South Africa’s apartheid history is visible only through the lens of struggle and oppression. Books, articles and photographs are sources, far and few in between; from which knowledge into that period can be garnered, only showing us what were already aware of, it was an extremely challenging time. Hence the work of documenters like the late photographer Santu Mofokeng in those mediums (books, text and photographs) provide unique insight into life during apartheid. His impact has not only been in terms of reflecting those times, he has also had a massive impact on a new generation of photographers, serving as a reference for an evolving country healing from its past.
Born in 1956 in Soweto, Mofokeng began his career as a street photographer during his teenage years. After working as an assistant in the dark rooms of various newspapers, in the 1980s, Mofokeng worked as a news photographer and went on to join Afrapix, a collective of anti-apartheid photographers which he worked with for most of the 80s. The collective engaged in exposé and documentary photography of anti-apartheid resistance reflecting the social conditions during that period. However, Mofokeng was an internal critic of mainstream photojournalism, he was uncomfortable with the conventions that broadly came to define "struggle photography" and its relentless depictions of suffering. He referred to it as a "partial reality" and strove to represent a fuller, more complex picture of ordinary life in SA.
His images reflect a nuanced understanding of daily life during and after apartheid showcasing various South African communities up close and from within. His depictions of ordinary South Africans has inspired a new generation of contemporary documentary and street photographers, whose work display the parities between then and now, revealing a country that has evolved but has stayed the same in terms of spatial and systemic inequality.
Reflecting on his legacy, photographers, curators and the like, have been sharing the impact of his work and its significance:
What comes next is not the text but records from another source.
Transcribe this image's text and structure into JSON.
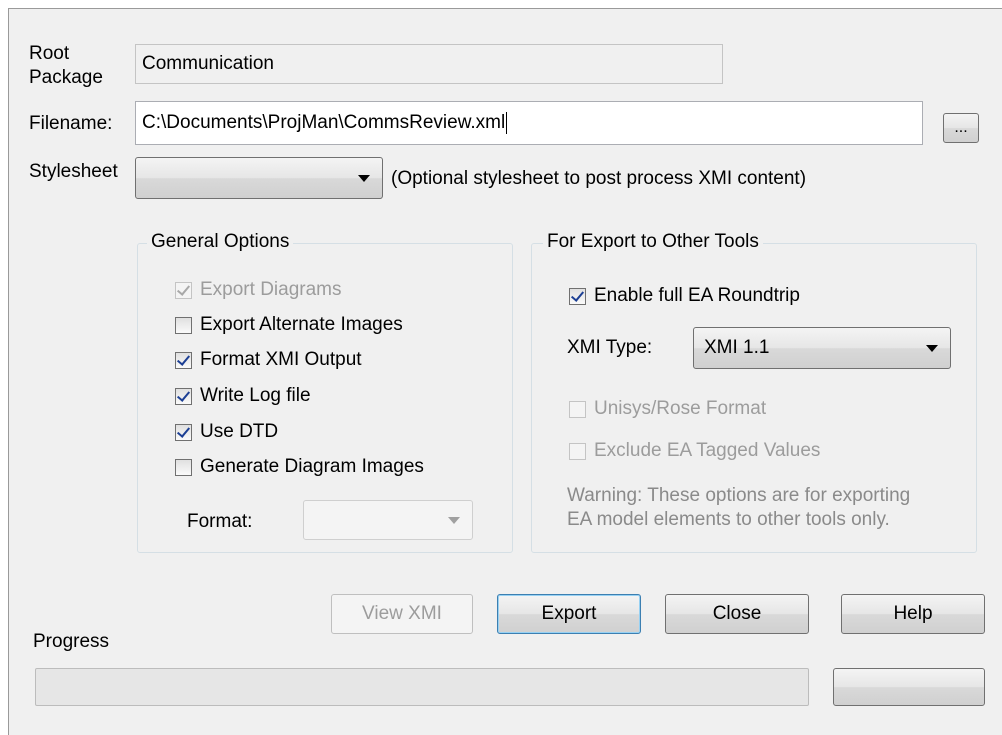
{
  "root_package": {
    "label_line1": "Root",
    "label_line2": "Package",
    "value": "Communication"
  },
  "filename": {
    "label": "Filename:",
    "value": "C:\\Documents\\ProjMan\\CommsReview.xml",
    "browse_label": "..."
  },
  "stylesheet": {
    "label": "Stylesheet",
    "value": "",
    "hint": "(Optional stylesheet to post process XMI content)"
  },
  "general_options": {
    "title": "General Options",
    "export_diagrams": {
      "label": "Export Diagrams",
      "checked": true,
      "enabled": false
    },
    "export_alternate_images": {
      "label": "Export Alternate Images",
      "checked": false,
      "enabled": true
    },
    "format_xmi_output": {
      "label": "Format XMI Output",
      "checked": true,
      "enabled": true
    },
    "write_log_file": {
      "label": "Write Log file",
      "checked": true,
      "enabled": true
    },
    "use_dtd": {
      "label": "Use DTD",
      "checked": true,
      "enabled": true
    },
    "generate_diagram_images": {
      "label": "Generate Diagram Images",
      "checked": false,
      "enabled": true
    },
    "format": {
      "label": "Format:",
      "value": "",
      "enabled": false
    }
  },
  "export_other_tools": {
    "title": "For Export to Other Tools",
    "enable_roundtrip": {
      "label": "Enable full EA Roundtrip",
      "checked": true,
      "enabled": true
    },
    "xmi_type": {
      "label": "XMI Type:",
      "value": "XMI 1.1"
    },
    "unisys_rose_format": {
      "label": "Unisys/Rose Format",
      "checked": false,
      "enabled": false
    },
    "exclude_tagged_values": {
      "label": "Exclude EA Tagged Values",
      "checked": false,
      "enabled": false
    },
    "warning_line1": "Warning: These options are for exporting",
    "warning_line2": "EA model elements to other tools only."
  },
  "buttons": {
    "view_xmi": "View XMI",
    "export": "Export",
    "close": "Close",
    "help": "Help"
  },
  "progress": {
    "label": "Progress",
    "value": 0
  },
  "colors": {
    "dialog_bg": "#f0f0f0",
    "check_mark": "#1c3f94",
    "disabled_text": "#9c9c9c",
    "default_button_border": "#3c7fb1"
  }
}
"Johannesburg is a city that dances on the edges of elusive, and yet somehow Santu Mofokeng managed to contain it within a frame"- Lidudumalingani, writer, filmmaker and photographer (for Joburg Review)
"An icon whose images haunted me, an artist who inspired me and an observer who captured a generation and intrigued many to follow with his awe inspiring body of work. Thank you for your contribution" - Anthony Bila, street and documentary photographer.
“A complicated and dynamic photographer whose poetic images and short stories captured eloquently the ongoing human struggle against existing inequalities,” Tumelo Mosaka, South African curator based in New York.
(Some works by a few young contemporary photographers reflecting Santu Mofokeng's work. Credits: top left: Obakeng Molepe, top middle: Andile Buka, top right: Harness Hamese, bottom left: Obakeng Molepe, bottom right: Anthony Bila for Faculty Press)
Mofokeng's work offers a deeper perspective on communities that had been defined by oppression and turmoil, highlighting spirituality in that era through his work "Train Churches" and his prolific book and body of work "Chasing Shadows".
Later in his career Mofokeng taught photography at the Market Photo Workshop and at the University of the Witwatersrand.
And now to honour his legacy, it was announced on 22 April 2019 that a new fellowship, The Santu Mofokeng Fellowship will provide researchers, archivists, curators and students the infrastructural support and access to photography archives in the development of new narratives and content. The fellowship was announced at the Market Theatre when the Market Photo Workshop was presented with the prestigious Prince Claus Award. “The Fellowship is an opportunity to continue Santu Mofokeng’s love, respect and contribution to the practice of photography in Africa and the world”, said Lekgetho Makola, head of the Market Photo Workshop.
His books, bodies of work and the Santu Mofokeng Fellowship are legacies that impact not only the photography industry but offer perspectives of history to a country trying to reconcile its past.